### Requirement
The finished copy should hold every entry exactly as given, and no pictures.

### Data to use
*** Block opens ***
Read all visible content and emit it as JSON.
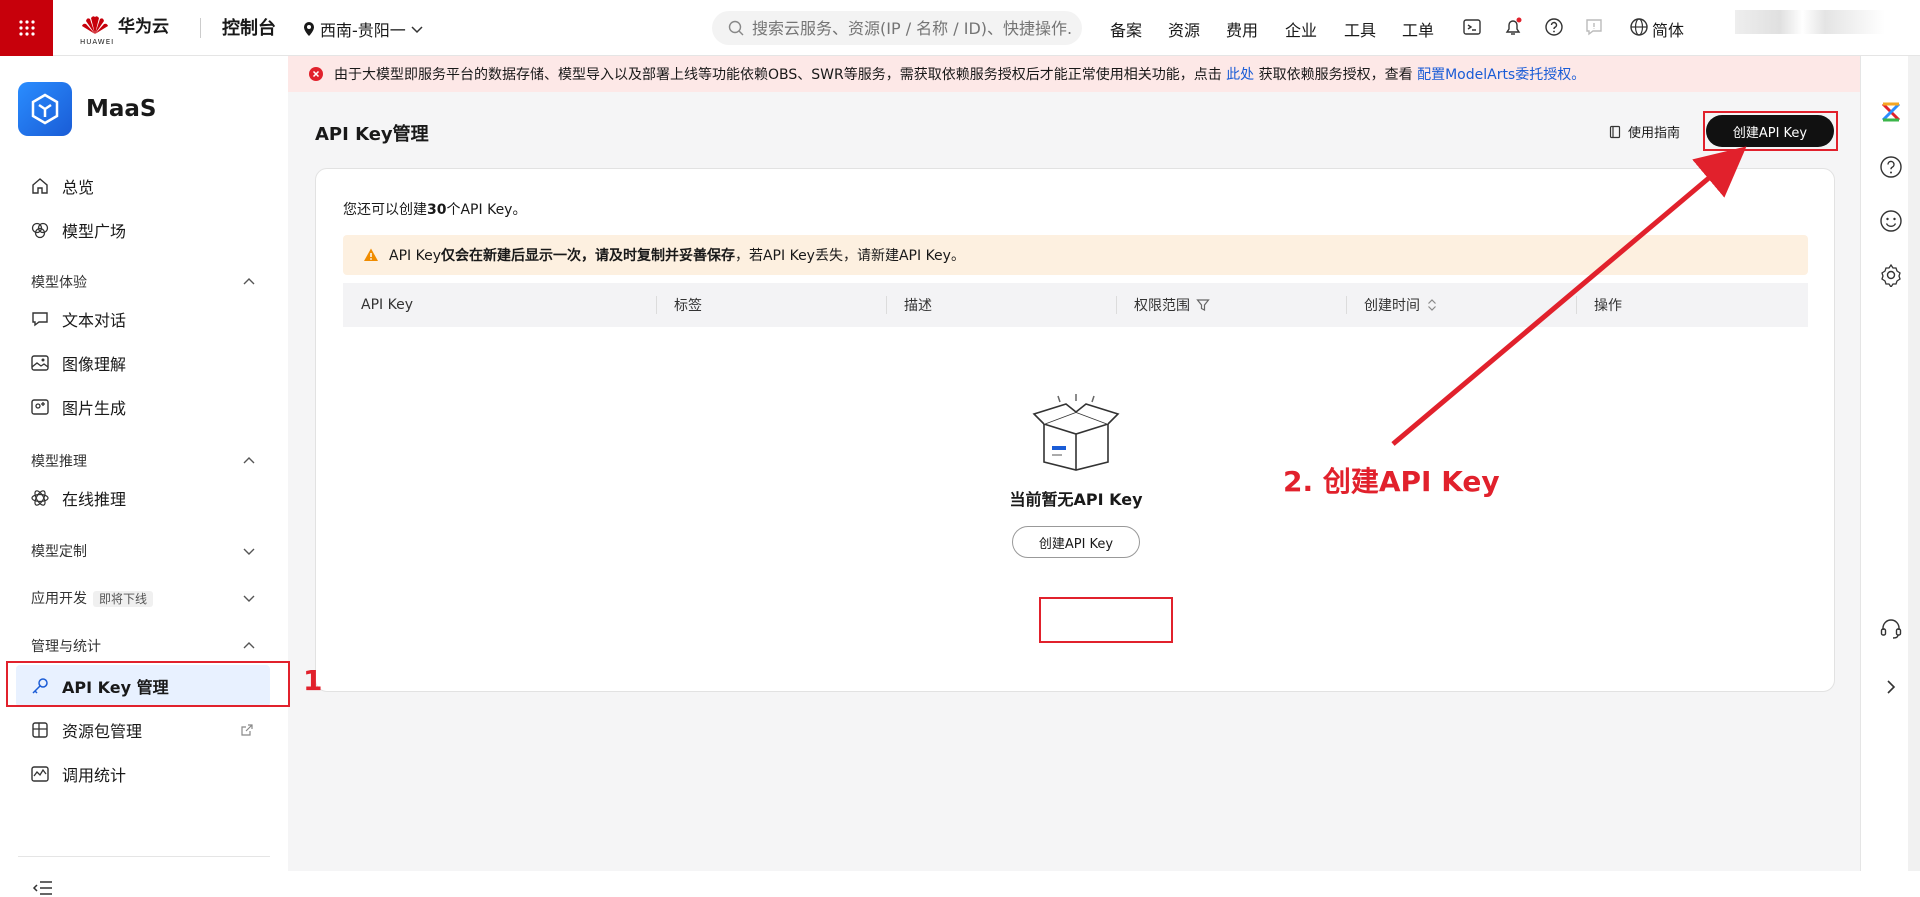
{
  "header": {
    "brand": "华为云",
    "brand_sub": "HUAWEI",
    "console": "控制台",
    "region": "西南-贵阳一",
    "search_placeholder": "搜索云服务、资源(IP / 名称 / ID)、快捷操作...",
    "nav": [
      "备案",
      "资源",
      "费用",
      "企业",
      "工具",
      "工单"
    ],
    "lang": "简体"
  },
  "sidebar": {
    "app_name": "MaaS",
    "items_top": [
      {
        "label": "总览",
        "icon": "home-icon"
      },
      {
        "label": "模型广场",
        "icon": "cube-icon"
      }
    ],
    "group_experience": "模型体验",
    "items_experience": [
      {
        "label": "文本对话",
        "icon": "chat-icon"
      },
      {
        "label": "图像理解",
        "icon": "image-icon"
      },
      {
        "label": "图片生成",
        "icon": "image-plus-icon"
      }
    ],
    "group_inference": "模型推理",
    "items_inference": [
      {
        "label": "在线推理",
        "icon": "atom-icon"
      }
    ],
    "group_custom": "模型定制",
    "group_appdev": "应用开发",
    "appdev_badge": "即将下线",
    "group_manage": "管理与统计",
    "items_manage": [
      {
        "label": "API Key 管理",
        "icon": "key-icon"
      },
      {
        "label": "资源包管理",
        "icon": "package-icon"
      },
      {
        "label": "调用统计",
        "icon": "chart-icon"
      }
    ]
  },
  "alert": {
    "text_before": "由于大模型即服务平台的数据存储、模型导入以及部署上线等功能依赖OBS、SWR等服务，需获取依赖服务授权后才能正常使用相关功能，点击",
    "link1": "此处",
    "text_mid": "获取依赖服务授权，查看",
    "link2": "配置ModelArts委托授权。"
  },
  "page": {
    "title": "API Key管理",
    "guide": "使用指南",
    "create_label": "创建API Key",
    "remain_prefix": "您还可以创建",
    "remain_count": "30",
    "remain_suffix": "个API Key。",
    "warn_prefix": "API Key",
    "warn_bold": "仅会在新建后显示一次，请及时复制并妥善保存",
    "warn_suffix": "，若API Key丢失，请新建API Key。",
    "columns": [
      "API Key",
      "标签",
      "描述",
      "权限范围",
      "创建时间",
      "操作"
    ],
    "empty_text": "当前暂无API Key",
    "empty_create": "创建API Key"
  },
  "annotations": {
    "step1": "1",
    "step2": "2. 创建API Key"
  },
  "colors": {
    "accent": "#e1212c",
    "brand_red": "#c7000b",
    "link": "#1a5cd6"
  }
}
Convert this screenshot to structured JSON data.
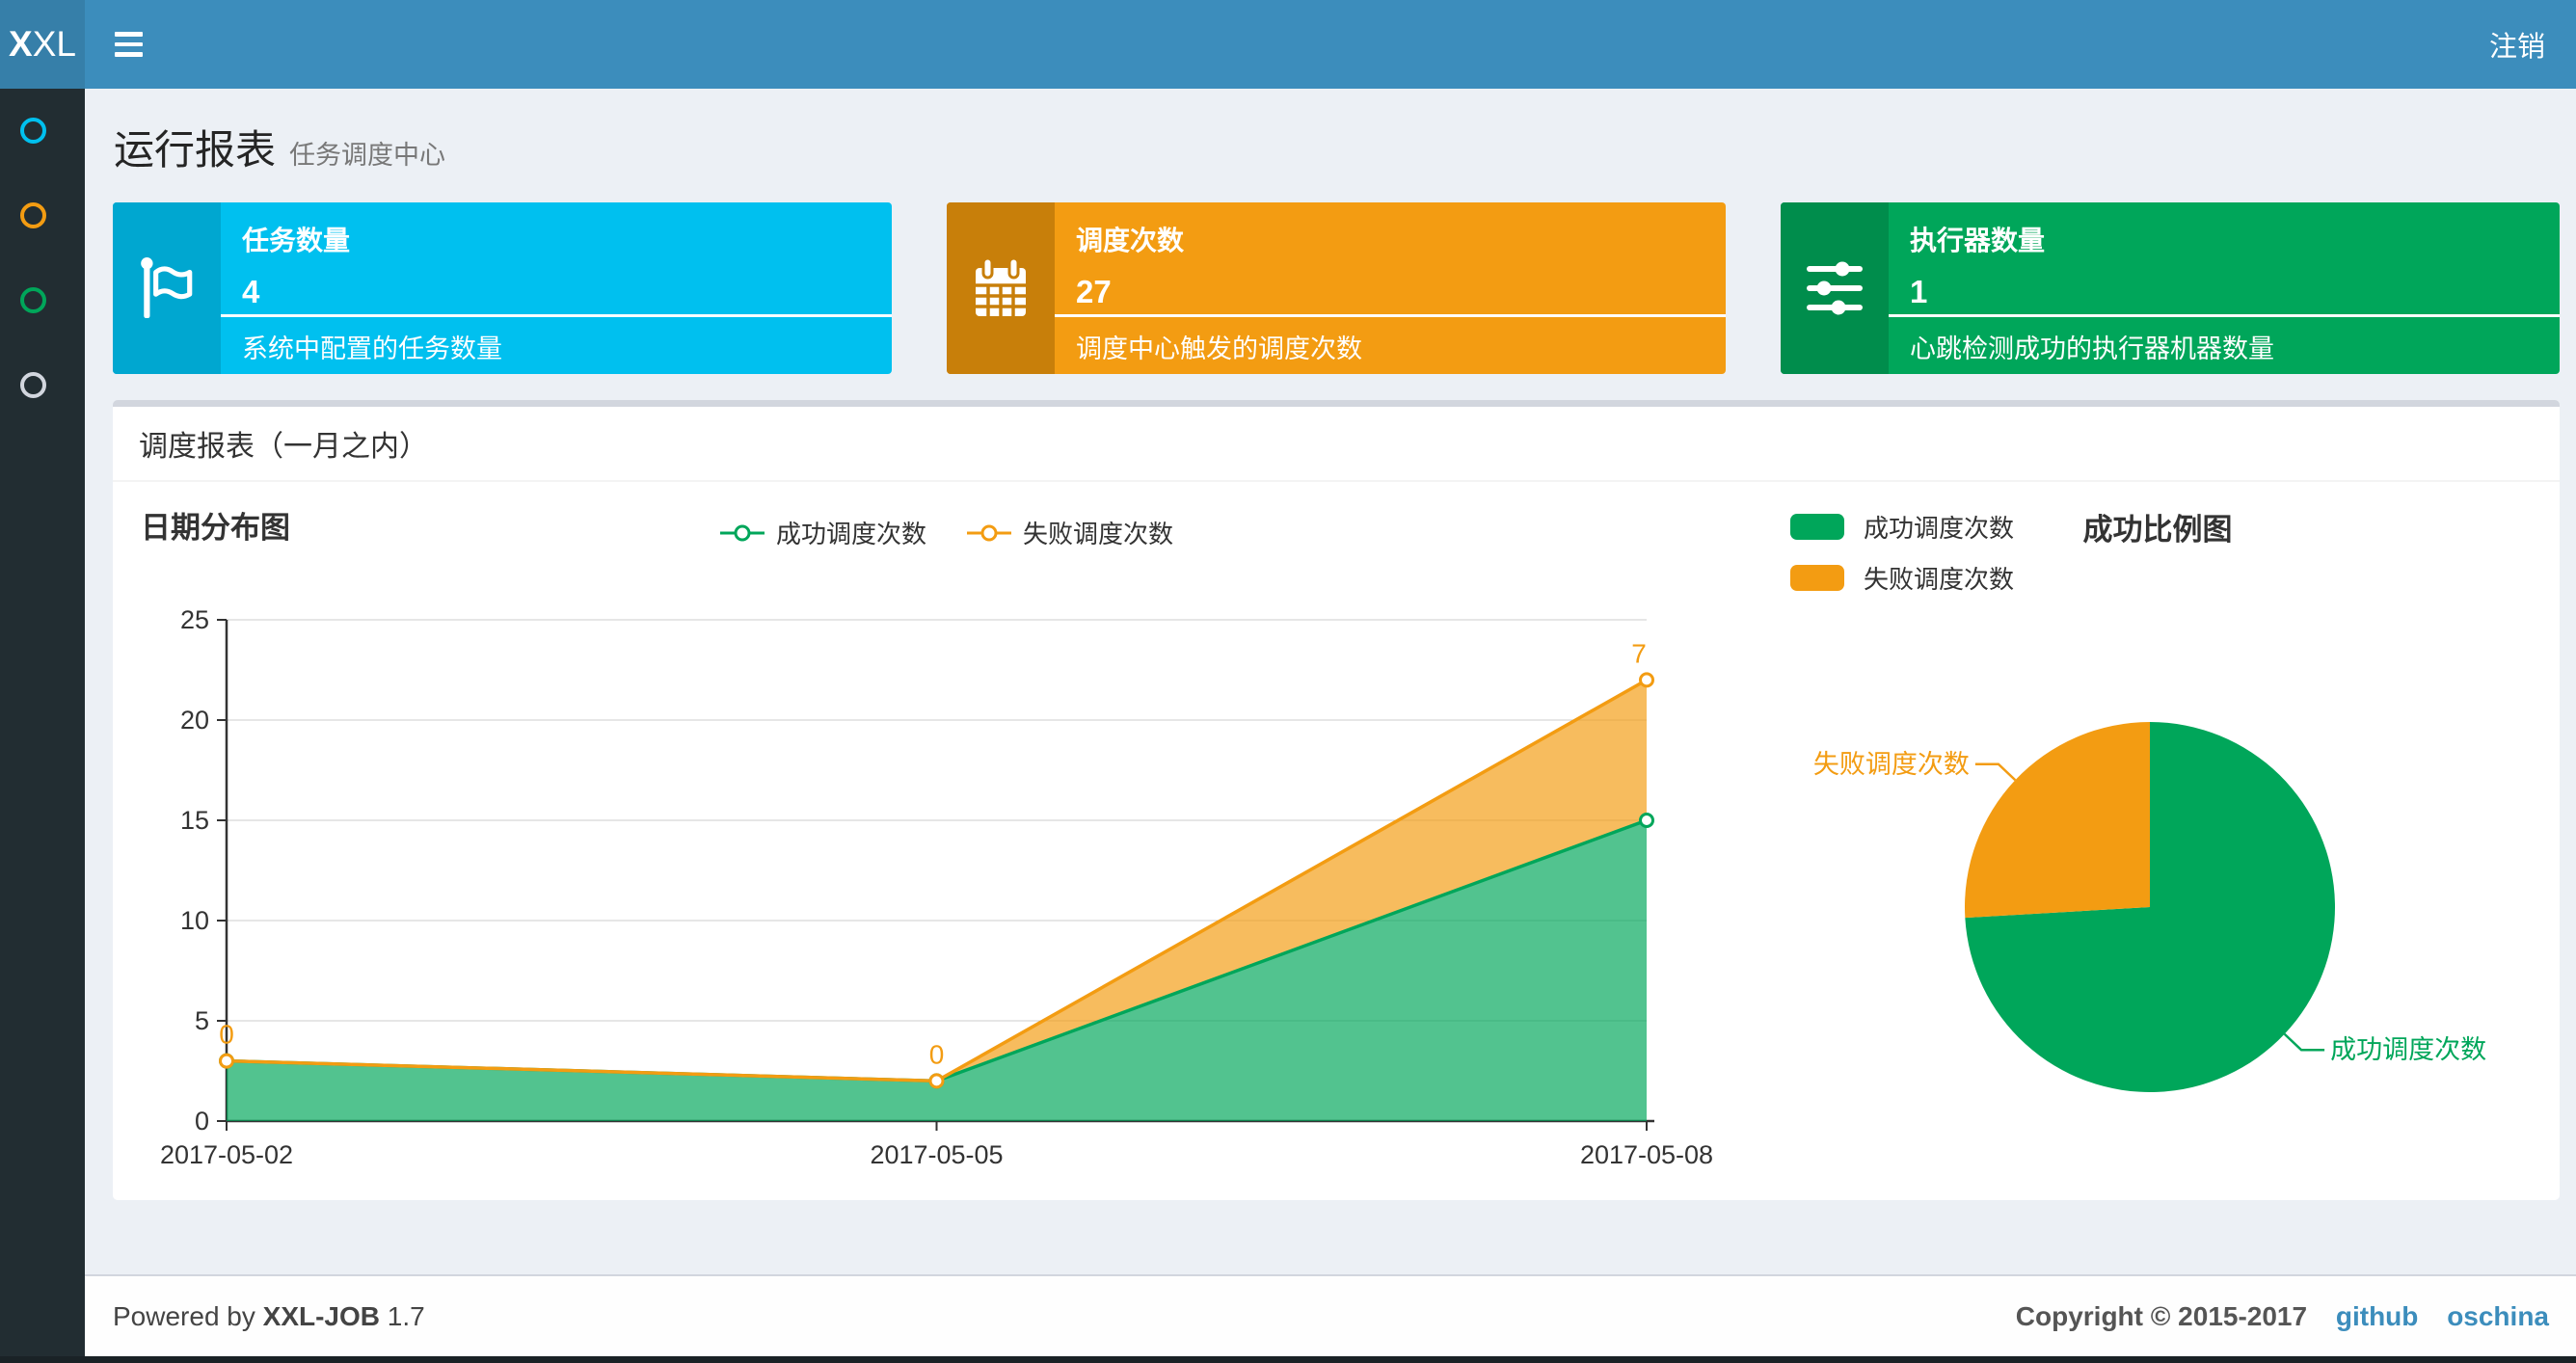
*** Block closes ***
### Answer to this task
Read all visible content and emit it as JSON.
{
  "header": {
    "brand": "华为云",
    "brand_sub": "HUAWEI",
    "console": "控制台",
    "region": "西南-贵阳一",
    "search_placeholder": "搜索云服务、资源(IP / 名称 / ID)、快捷操作...",
    "nav": [
      "备案",
      "资源",
      "费用",
      "企业",
      "工具",
      "工单"
    ],
    "lang": "简体"
  },
  "sidebar": {
    "app_name": "MaaS",
    "items_top": [
      {
        "label": "总览",
        "icon": "home-icon"
      },
      {
        "label": "模型广场",
        "icon": "cube-icon"
      }
    ],
    "group_experience": "模型体验",
    "items_experience": [
      {
        "label": "文本对话",
        "icon": "chat-icon"
      },
      {
        "label": "图像理解",
        "icon": "image-icon"
      },
      {
        "label": "图片生成",
        "icon": "image-plus-icon"
      }
    ],
    "group_inference": "模型推理",
    "items_inference": [
      {
        "label": "在线推理",
        "icon": "atom-icon"
      }
    ],
    "group_custom": "模型定制",
    "group_appdev": "应用开发",
    "appdev_badge": "即将下线",
    "group_manage": "管理与统计",
    "items_manage": [
      {
        "label": "API Key 管理",
        "icon": "key-icon"
      },
      {
        "label": "资源包管理",
        "icon": "package-icon"
      },
      {
        "label": "调用统计",
        "icon": "chart-icon"
      }
    ]
  },
  "alert": {
    "text_before": "由于大模型即服务平台的数据存储、模型导入以及部署上线等功能依赖OBS、SWR等服务，需获取依赖服务授权后才能正常使用相关功能，点击",
    "link1": "此处",
    "text_mid": "获取依赖服务授权，查看",
    "link2": "配置ModelArts委托授权。"
  },
  "page": {
    "title": "API Key管理",
    "guide": "使用指南",
    "create_label": "创建API Key",
    "remain_prefix": "您还可以创建",
    "remain_count": "30",
    "remain_suffix": "个API Key。",
    "warn_prefix": "API Key",
    "warn_bold": "仅会在新建后显示一次，请及时复制并妥善保存",
    "warn_suffix": "，若API Key丢失，请新建API Key。",
    "columns": [
      "API Key",
      "标签",
      "描述",
      "权限范围",
      "创建时间",
      "操作"
    ],
    "empty_text": "当前暂无API Key",
    "empty_create": "创建API Key"
  },
  "annotations": {
    "step1": "1",
    "step2": "2. 创建API Key"
  },
  "colors": {
    "accent": "#e1212c",
    "brand_red": "#c7000b",
    "link": "#1a5cd6"
  }
}
Convert this screenshot to structured JSON data.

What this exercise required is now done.